◆ DATA RECORDS ◆
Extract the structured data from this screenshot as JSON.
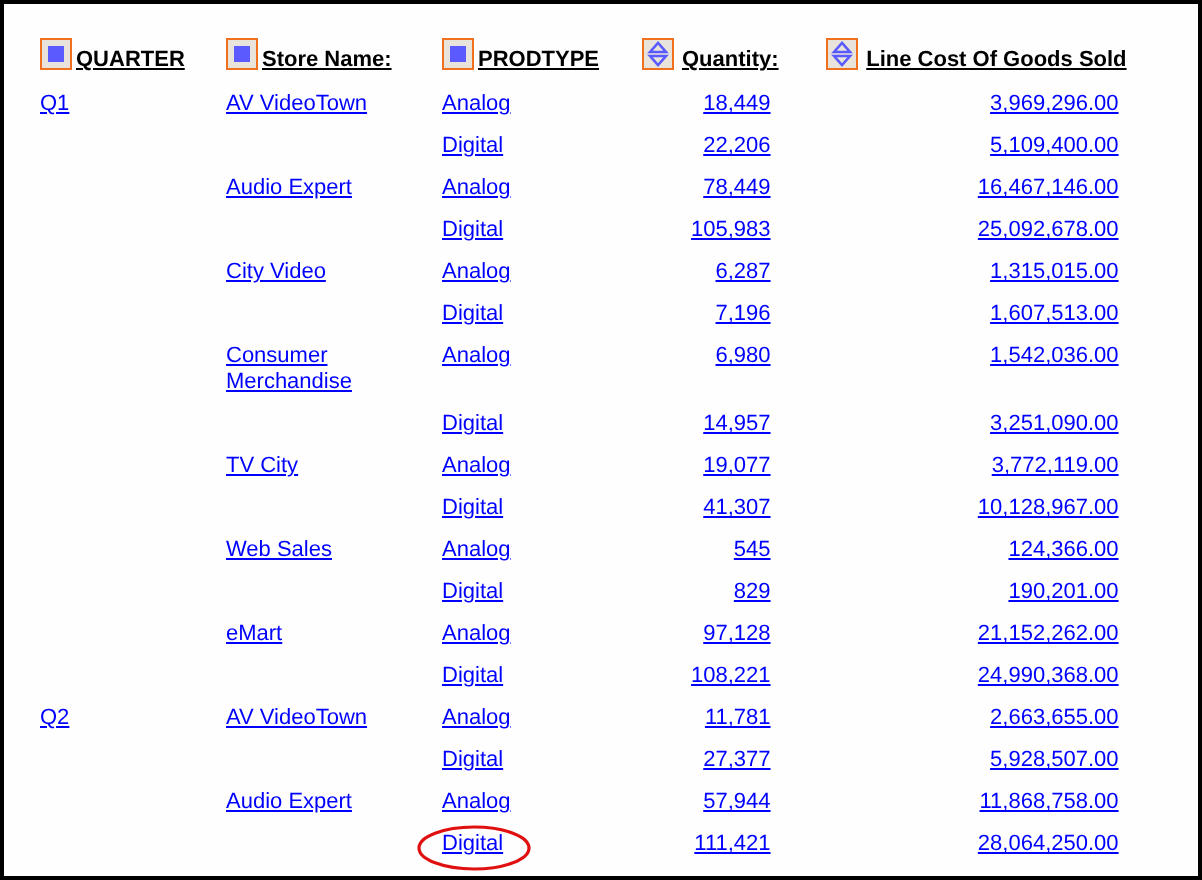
{
  "table": {
    "columns": [
      {
        "label": "QUARTER",
        "kind": "square"
      },
      {
        "label": "Store Name:",
        "kind": "square"
      },
      {
        "label": "PRODTYPE",
        "kind": "square"
      },
      {
        "label": "Quantity:",
        "kind": "sort"
      },
      {
        "label": "Line Cost Of Goods Sold",
        "kind": "sort"
      }
    ],
    "rows": [
      {
        "cells": [
          "Q1",
          "AV VideoTown",
          "Analog",
          "18,449",
          "3,969,296.00"
        ],
        "circled": false
      },
      {
        "cells": [
          "",
          "",
          "Digital",
          "22,206",
          "5,109,400.00"
        ],
        "circled": false
      },
      {
        "cells": [
          "",
          "Audio Expert",
          "Analog",
          "78,449",
          "16,467,146.00"
        ],
        "circled": false
      },
      {
        "cells": [
          "",
          "",
          "Digital",
          "105,983",
          "25,092,678.00"
        ],
        "circled": false
      },
      {
        "cells": [
          "",
          "City Video",
          "Analog",
          "6,287",
          "1,315,015.00"
        ],
        "circled": false
      },
      {
        "cells": [
          "",
          "",
          "Digital",
          "7,196",
          "1,607,513.00"
        ],
        "circled": false
      },
      {
        "cells": [
          "",
          "Consumer Merchandise",
          "Analog",
          "6,980",
          "1,542,036.00"
        ],
        "circled": false
      },
      {
        "cells": [
          "",
          "",
          "Digital",
          "14,957",
          "3,251,090.00"
        ],
        "circled": false
      },
      {
        "cells": [
          "",
          "TV City",
          "Analog",
          "19,077",
          "3,772,119.00"
        ],
        "circled": false
      },
      {
        "cells": [
          "",
          "",
          "Digital",
          "41,307",
          "10,128,967.00"
        ],
        "circled": false
      },
      {
        "cells": [
          "",
          "Web Sales",
          "Analog",
          "545",
          "124,366.00"
        ],
        "circled": false
      },
      {
        "cells": [
          "",
          "",
          "Digital",
          "829",
          "190,201.00"
        ],
        "circled": false
      },
      {
        "cells": [
          "",
          "eMart",
          "Analog",
          "97,128",
          "21,152,262.00"
        ],
        "circled": false
      },
      {
        "cells": [
          "",
          "",
          "Digital",
          "108,221",
          "24,990,368.00"
        ],
        "circled": false
      },
      {
        "cells": [
          "Q2",
          "AV VideoTown",
          "Analog",
          "11,781",
          "2,663,655.00"
        ],
        "circled": false
      },
      {
        "cells": [
          "",
          "",
          "Digital",
          "27,377",
          "5,928,507.00"
        ],
        "circled": false
      },
      {
        "cells": [
          "",
          "Audio Expert",
          "Analog",
          "57,944",
          "11,868,758.00"
        ],
        "circled": false
      },
      {
        "cells": [
          "",
          "",
          "Digital",
          "111,421",
          "28,064,250.00"
        ],
        "circled": true
      }
    ]
  }
}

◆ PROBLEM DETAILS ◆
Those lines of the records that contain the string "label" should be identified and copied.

◆ WRITTEN ANSWER ◆
        "label": "QUARTER",
        "label": "Store Name:",
        "label": "PRODTYPE",
        "label": "Quantity:",
        "label": "Line Cost Of Goods Sold",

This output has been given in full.